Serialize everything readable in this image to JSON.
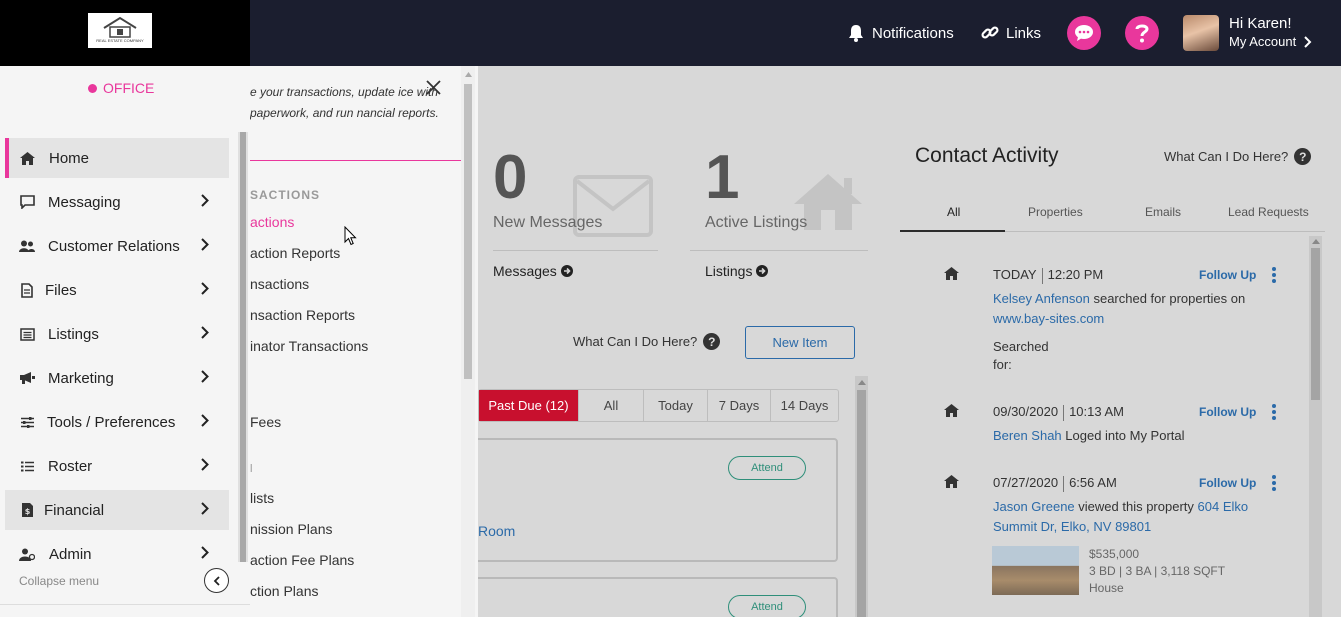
{
  "topbar": {
    "logo_text": "REAL ESTATE COMPANY",
    "notifications": "Notifications",
    "links": "Links",
    "account_greeting": "Hi Karen!",
    "account_label": "My Account"
  },
  "sidebar": {
    "section": "OFFICE",
    "items": [
      {
        "label": "Home",
        "icon": "home-icon"
      },
      {
        "label": "Messaging",
        "icon": "chat-icon"
      },
      {
        "label": "Customer Relations",
        "icon": "users-icon"
      },
      {
        "label": "Files",
        "icon": "file-icon"
      },
      {
        "label": "Listings",
        "icon": "list-icon"
      },
      {
        "label": "Marketing",
        "icon": "megaphone-icon"
      },
      {
        "label": "Tools / Preferences",
        "icon": "sliders-icon"
      },
      {
        "label": "Roster",
        "icon": "roster-icon"
      },
      {
        "label": "Financial",
        "icon": "dollar-doc-icon"
      },
      {
        "label": "Admin",
        "icon": "admin-icon"
      }
    ],
    "collapse_label": "Collapse menu"
  },
  "flyout": {
    "description": "e your transactions, update ice with paperwork, and run nancial reports.",
    "heading": "SACTIONS",
    "items": [
      "actions",
      "action Reports",
      "nsactions",
      "nsaction Reports",
      "inator Transactions",
      "Fees",
      "l",
      "lists",
      "nission Plans",
      "action Fee Plans",
      "ction Plans"
    ]
  },
  "stats": {
    "messages_count": "0",
    "messages_label": "New Messages",
    "messages_link": "Messages",
    "listings_count": "1",
    "listings_label": "Active Listings",
    "listings_link": "Listings"
  },
  "tasks": {
    "help": "What Can I Do Here?",
    "new_item": "New Item",
    "filters": [
      "Past Due (12)",
      "All",
      "Today",
      "7 Days",
      "14 Days"
    ],
    "attend": "Attend",
    "room": "Room"
  },
  "contact_activity": {
    "title": "Contact Activity",
    "help": "What Can I Do Here?",
    "tabs": [
      "All",
      "Properties",
      "Emails",
      "Lead Requests"
    ],
    "follow_up": "Follow Up",
    "entries": [
      {
        "day": "TODAY",
        "time": "12:20 PM",
        "name": "Kelsey Anfenson",
        "action": " searched for properties on",
        "link": "www.bay-sites.com",
        "extra1": "Searched",
        "extra2": "for:"
      },
      {
        "day": "09/30/2020",
        "time": "10:13 AM",
        "name": "Beren Shah",
        "action": " Loged into My Portal"
      },
      {
        "day": "07/27/2020",
        "time": "6:56 AM",
        "name": "Jason Greene",
        "action": " viewed this property ",
        "link": "604 Elko",
        "link2": "Summit Dr, Elko, NV 89801",
        "price": "$535,000",
        "specs": "3 BD | 3 BA | 3,118 SQFT",
        "type": "House"
      }
    ]
  }
}
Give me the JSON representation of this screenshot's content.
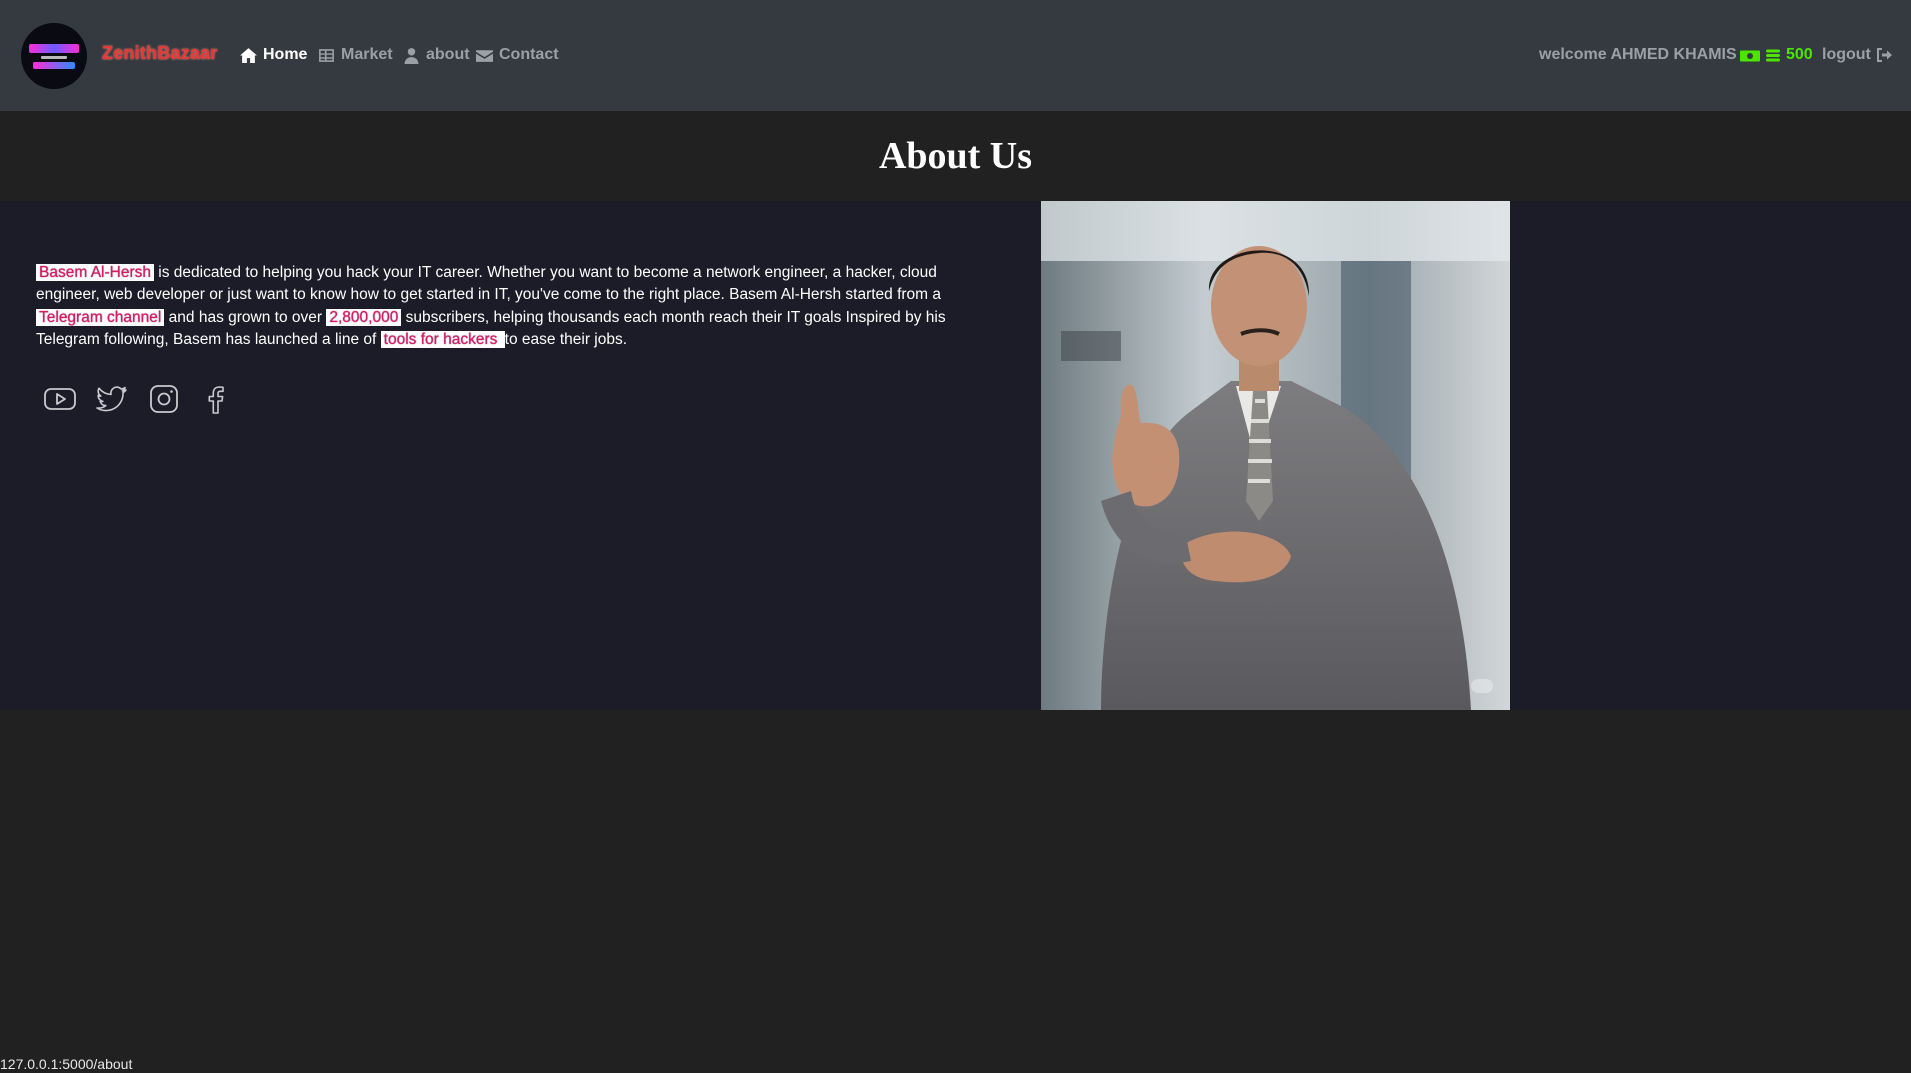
{
  "navbar": {
    "brand": "ZenithBazaar",
    "links": [
      {
        "label": "Home",
        "icon": "home-icon",
        "active": true
      },
      {
        "label": "Market",
        "icon": "table-icon",
        "active": false
      },
      {
        "label": "about",
        "icon": "user-icon",
        "active": false
      },
      {
        "label": "Contact",
        "icon": "envelope-icon",
        "active": false
      }
    ],
    "welcome": "welcome AHMED KHAMIS",
    "budget": "500",
    "logout": "logout"
  },
  "page": {
    "title": "About Us"
  },
  "about": {
    "name_highlight": "Basem Al-Hersh",
    "text1": " is dedicated to helping you hack your IT career. Whether you want to become a network engineer, a hacker, cloud engineer, web developer or just want to know how to get started in IT, you've come to the right place. Basem Al-Hersh started from a ",
    "channel_highlight": "Telegram channel",
    "text2": " and has grown to over ",
    "subs_highlight": "2,800,000",
    "text3": " subscribers, helping thousands each month reach their IT goals Inspired by his Telegram following, Basem has launched a line of ",
    "tools_highlight": "tools for hackers ",
    "text4": " to ease their jobs."
  },
  "socials": [
    "youtube-icon",
    "twitter-icon",
    "instagram-icon",
    "facebook-icon"
  ],
  "status_url": "127.0.0.1:5000/about",
  "colors": {
    "navbar_bg": "#343a40",
    "page_bg": "#212121",
    "section_bg": "#1b1c27",
    "brand": "#e53935",
    "budget": "#4ce600",
    "highlight_text": "#d81b60"
  }
}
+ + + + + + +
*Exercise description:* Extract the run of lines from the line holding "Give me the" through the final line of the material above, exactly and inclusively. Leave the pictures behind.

*Solved exercise:*
Give me the JSON representation of this screenshot's content.
{
  "navbar": {
    "brand": "ZenithBazaar",
    "links": [
      {
        "label": "Home",
        "icon": "home-icon",
        "active": true
      },
      {
        "label": "Market",
        "icon": "table-icon",
        "active": false
      },
      {
        "label": "about",
        "icon": "user-icon",
        "active": false
      },
      {
        "label": "Contact",
        "icon": "envelope-icon",
        "active": false
      }
    ],
    "welcome": "welcome AHMED KHAMIS",
    "budget": "500",
    "logout": "logout"
  },
  "page": {
    "title": "About Us"
  },
  "about": {
    "name_highlight": "Basem Al-Hersh",
    "text1": " is dedicated to helping you hack your IT career. Whether you want to become a network engineer, a hacker, cloud engineer, web developer or just want to know how to get started in IT, you've come to the right place. Basem Al-Hersh started from a ",
    "channel_highlight": "Telegram channel",
    "text2": " and has grown to over ",
    "subs_highlight": "2,800,000",
    "text3": " subscribers, helping thousands each month reach their IT goals Inspired by his Telegram following, Basem has launched a line of ",
    "tools_highlight": "tools for hackers ",
    "text4": " to ease their jobs."
  },
  "socials": [
    "youtube-icon",
    "twitter-icon",
    "instagram-icon",
    "facebook-icon"
  ],
  "status_url": "127.0.0.1:5000/about",
  "colors": {
    "navbar_bg": "#343a40",
    "page_bg": "#212121",
    "section_bg": "#1b1c27",
    "brand": "#e53935",
    "budget": "#4ce600",
    "highlight_text": "#d81b60"
  }
}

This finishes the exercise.